Make your way to the Paga Monastery to experience the smoke ritual. Watch a Buddhist monk burn herb and incense to cleanse the polluted mind and body and eliminate the hurdles in the path of peace. Like in the mandalas, colours play a huge role in Bhutanese culture. Meet with a doctor at the National Traditional Medicine Hospital to learn how colours are used in Bhutanese indigenous medicine. Health problems here are often seen as an imbalance in the elements of the universe: air, fire, water and earth. It is believed that the body physically reacts to overwhelming emotions such as anger, desire or hatred. This is a great learning opportunity for travellers looking to understand Bhutan.
Take part in making Tsa-Tsa, small clay stupas that are said to clear any negative astrological forces and bring joy to life. If here around October, the nomad Royal Highland Festival in Laya is a great cultural experience for you to have.Decorated yaks, poem recitations, craft exhibitions and horse races – The festival is an opportunity for highlanders from different parts of the country to exchange knowledge and skills. The Weekend Market is the best place is to buy handicraft-souvenirs, quality mushrooms, local cheese and cereals.
The serene country of Bhutan always leaves its travellers beaming with the goodness of its Buddhist teachings. Expect an infectious wave of positivity to sweep you away!

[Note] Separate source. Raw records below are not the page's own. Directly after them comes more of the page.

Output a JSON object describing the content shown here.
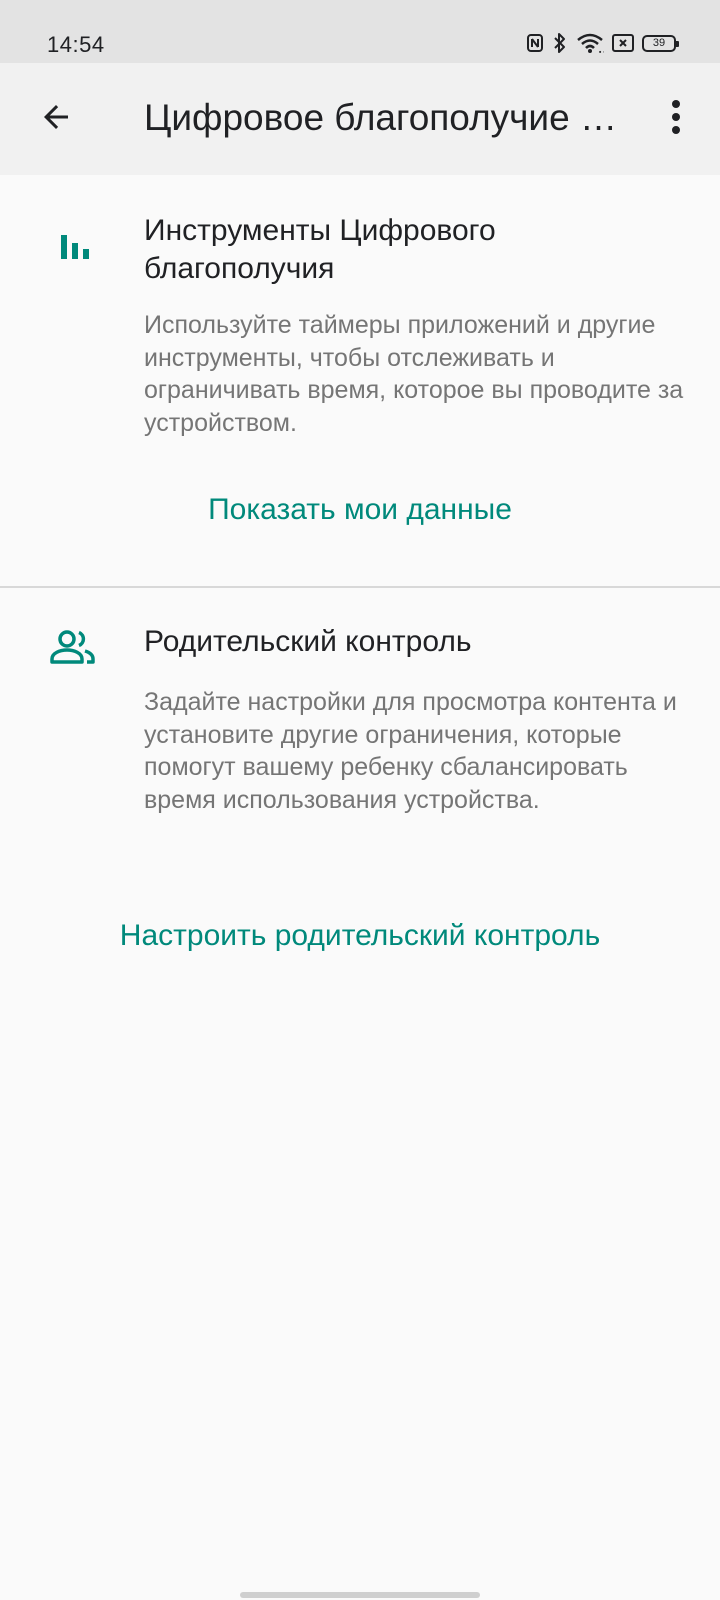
{
  "status_bar": {
    "time": "14:54",
    "battery_level": "39",
    "icons": [
      "nfc-icon",
      "bluetooth-icon",
      "wifi-icon",
      "notification-box-icon",
      "battery-icon"
    ]
  },
  "app_bar": {
    "title": "Цифровое благополучие и родительский контроль",
    "back_icon": "arrow-back-icon",
    "more_icon": "more-vert-icon"
  },
  "sections": [
    {
      "icon": "bar-chart-icon",
      "title": "Инструменты Цифрового благополучия",
      "description": "Используйте таймеры приложений и другие инструменты, чтобы отслеживать и ограничивать время, которое вы проводите за устройством.",
      "action_label": "Показать мои данные"
    },
    {
      "icon": "people-icon",
      "title": "Родительский контроль",
      "description": "Задайте настройки для просмотра контента и установите другие ограничения, которые помогут вашему ребенку сбалансировать время использования устройства.",
      "action_label": "Настроить родительский контроль"
    }
  ],
  "colors": {
    "accent": "#00897b",
    "status_bar": "#e3e3e3",
    "app_bar": "#f1f1f1",
    "background": "#fafafa",
    "secondary_text": "#757575"
  }
}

Have an early start with the least crowded Phi Phi Island Tour. Get the extra advantage of leaving early to avoid many of the crowds and experience more time around the Phi Phi Islands.
8 days / 7 nights at the Surfer Beach Camp (Weligama, Sri Lanka) situated just in front of a great beginner breaks that will get you up and ripping in no time, If you have in mind to have the perfect beach holiday and the waves breaking just meters away, this is it.